They are often faster than you and it can be difficult to kill them with a seven-land Scapeshift so they don’t deal damage to themselves with their mana base. Damping Sphere will help a lot with this matchup. Anger of the Gods is worse than Lightning Bolt as they can just sandbag a Scrap Trawler after resolving a KCI.

Infect

Out

In

Hope to dodge this matchup. You absolutely need to keep hands with interaction with them or else you will get run over.

Grishoalbrand

Out

In

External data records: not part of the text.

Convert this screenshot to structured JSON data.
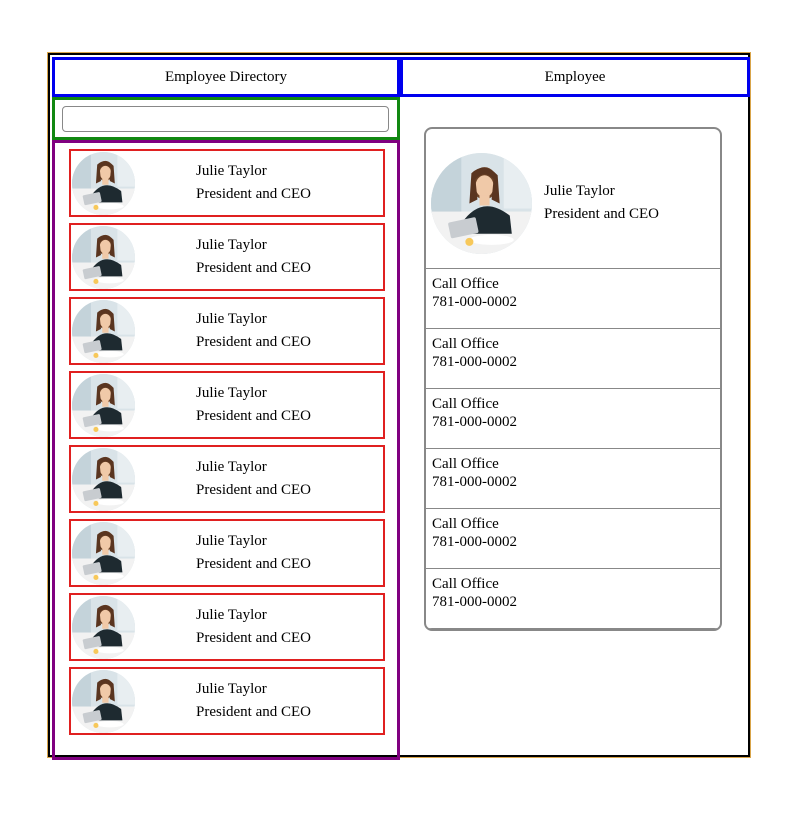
{
  "directory": {
    "header_title": "Employee Directory",
    "search": {
      "value": "",
      "placeholder": ""
    },
    "employees": [
      {
        "name": "Julie Taylor",
        "title": "President and CEO"
      },
      {
        "name": "Julie Taylor",
        "title": "President and CEO"
      },
      {
        "name": "Julie Taylor",
        "title": "President and CEO"
      },
      {
        "name": "Julie Taylor",
        "title": "President and CEO"
      },
      {
        "name": "Julie Taylor",
        "title": "President and CEO"
      },
      {
        "name": "Julie Taylor",
        "title": "President and CEO"
      },
      {
        "name": "Julie Taylor",
        "title": "President and CEO"
      },
      {
        "name": "Julie Taylor",
        "title": "President and CEO"
      }
    ]
  },
  "detail": {
    "header_title": "Employee",
    "employee": {
      "name": "Julie Taylor",
      "title": "President and CEO"
    },
    "actions": [
      {
        "label": "Call Office",
        "value": "781-000-0002"
      },
      {
        "label": "Call Office",
        "value": "781-000-0002"
      },
      {
        "label": "Call Office",
        "value": "781-000-0002"
      },
      {
        "label": "Call Office",
        "value": "781-000-0002"
      },
      {
        "label": "Call Office",
        "value": "781-000-0002"
      },
      {
        "label": "Call Office",
        "value": "781-000-0002"
      }
    ]
  },
  "colors": {
    "header_border": "#0000ee",
    "search_border": "#118811",
    "list_border": "#800080",
    "item_border": "#e02020"
  },
  "icons": {
    "employee_photo": "avatar-photo"
  }
}
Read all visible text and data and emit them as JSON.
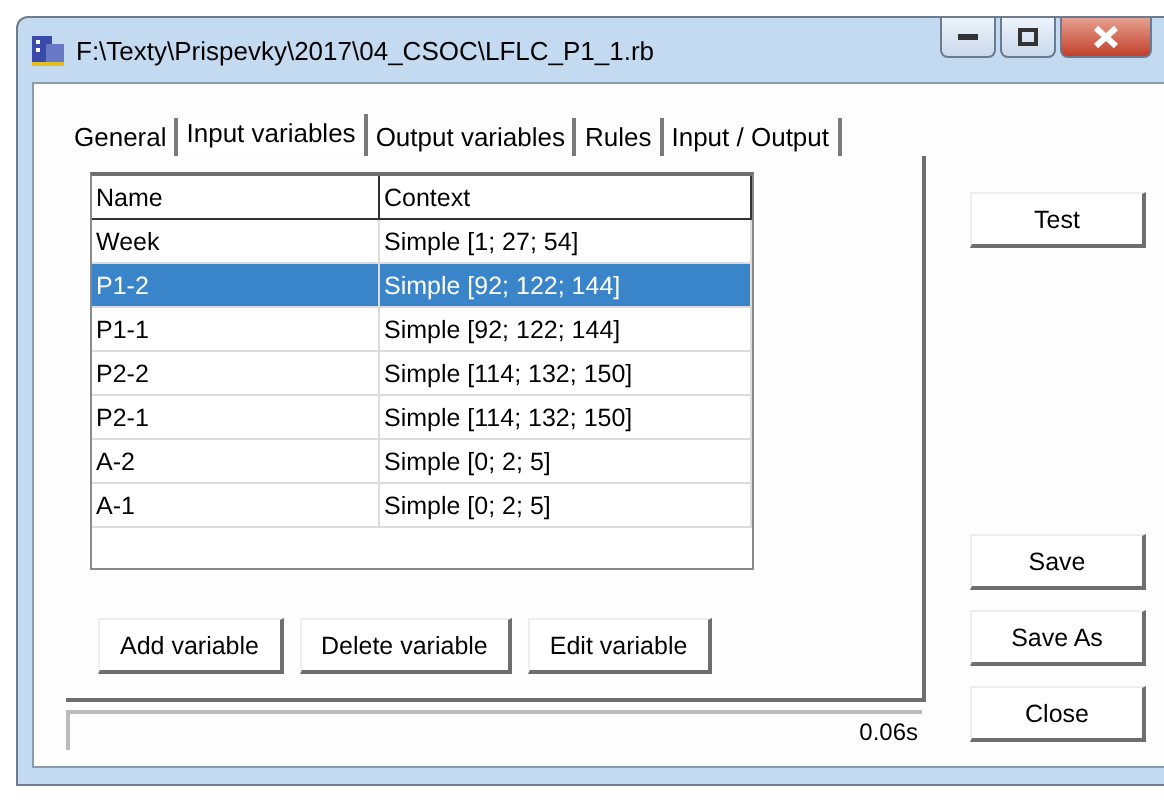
{
  "window": {
    "title": "F:\\Texty\\Prispevky\\2017\\04_CSOC\\LFLC_P1_1.rb"
  },
  "tabs": [
    {
      "label": "General",
      "selected": false
    },
    {
      "label": "Input variables",
      "selected": true
    },
    {
      "label": "Output variables",
      "selected": false
    },
    {
      "label": "Rules",
      "selected": false
    },
    {
      "label": "Input / Output",
      "selected": false
    }
  ],
  "table": {
    "columns": [
      "Name",
      "Context"
    ],
    "rows": [
      {
        "name": "Week",
        "context": "Simple [1; 27; 54]",
        "selected": false
      },
      {
        "name": "P1-2",
        "context": "Simple [92; 122; 144]",
        "selected": true
      },
      {
        "name": "P1-1",
        "context": "Simple [92; 122; 144]",
        "selected": false
      },
      {
        "name": "P2-2",
        "context": "Simple [114; 132; 150]",
        "selected": false
      },
      {
        "name": "P2-1",
        "context": "Simple [114; 132; 150]",
        "selected": false
      },
      {
        "name": "A-2",
        "context": "Simple [0; 2; 5]",
        "selected": false
      },
      {
        "name": "A-1",
        "context": "Simple [0; 2; 5]",
        "selected": false
      }
    ]
  },
  "panel_buttons": [
    "Add variable",
    "Delete variable",
    "Edit variable"
  ],
  "side_buttons_top": [
    "Test"
  ],
  "side_buttons_bottom": [
    "Save",
    "Save As",
    "Close"
  ],
  "status_bar": {
    "time": "0.06s"
  }
}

Another matchup you’re hoping to dodge, don’t forget to bring in Reclamation Sage for any potential Blood Moons or Leyline of Sanctity.

Bant Eldrazi

Out

In

Their counterspells postboard hit mostly noncreature spells ( Negate or Stubborn Denial) but sometimes they have Disdainful Stroke or Unified Will.

Skred Red

Out

In

You’ll play out like a R/G midrange deck due to the presence of Blood Moon. Fetch green sources and Forests aggressively due to Fracturing Gust.

U/B Mill

Out

In

It’s almost impossible to play around Archive Trap, so most of the time just make them have it.

8-Rack

Out

In

Take the draw in this matchup. Ancient Grudge and Fracturing Gust will buy you a lot of time and life against their Rack-effects.

Bant Company

Out

In

The Devoted Druid combo is becoming more popular in these Bant company decks, so budget your removal accordingly. Their counterspell of choice post-board is Unified Will.

W/B Eldrazi and Taxes

Out

In

Note that Wasteland Strangler can process your suspended Search for Tomorrows, but it must always have a target for its -3/-3 effect, including itself. If you ever see a Vial on 1 and they purposely did not tick it up, that signifies Burrenton Forge-Tender.

Blue Moon

Out

In

You’ll need to lean on your midrange plan post-board. Sometimes they have the Madcap Experiment + Platinum Emperion combo post-board.

Traverse Death’s Shadow

Out

In

The sideboard plan is slightly different compared to Grixis Shadow as your Baloths are even worse due to the presence of Tarmogoyf.

Merfolk

Out

In

Be careful not to get mana screwed off double green by Spreading Seas.

Looking Forward with Dominaria

With the Dominaria rule changes, the damage from Slagstorm can no longer be redirected to planeswalkers. While I wish Slagstorm was given three modes: players, creatures, and planeswalkers, the card is no longer versatile enough to make the main deck. Instead, I would run two Sweltering Suns main, with one Anger and one Slagstorm in the board (because of Meddling Mage).

On the bright side, Leyline of Sanctity becomes worse against TitanShift as the enchantment does not protect planeswalkers anymore. I would also find room in the sideboard for two Damping Sphere, as combo decks such as Storm and Ad Nauseam are bad matchups and the splash hate for Tron and Amulet Titan never hurts.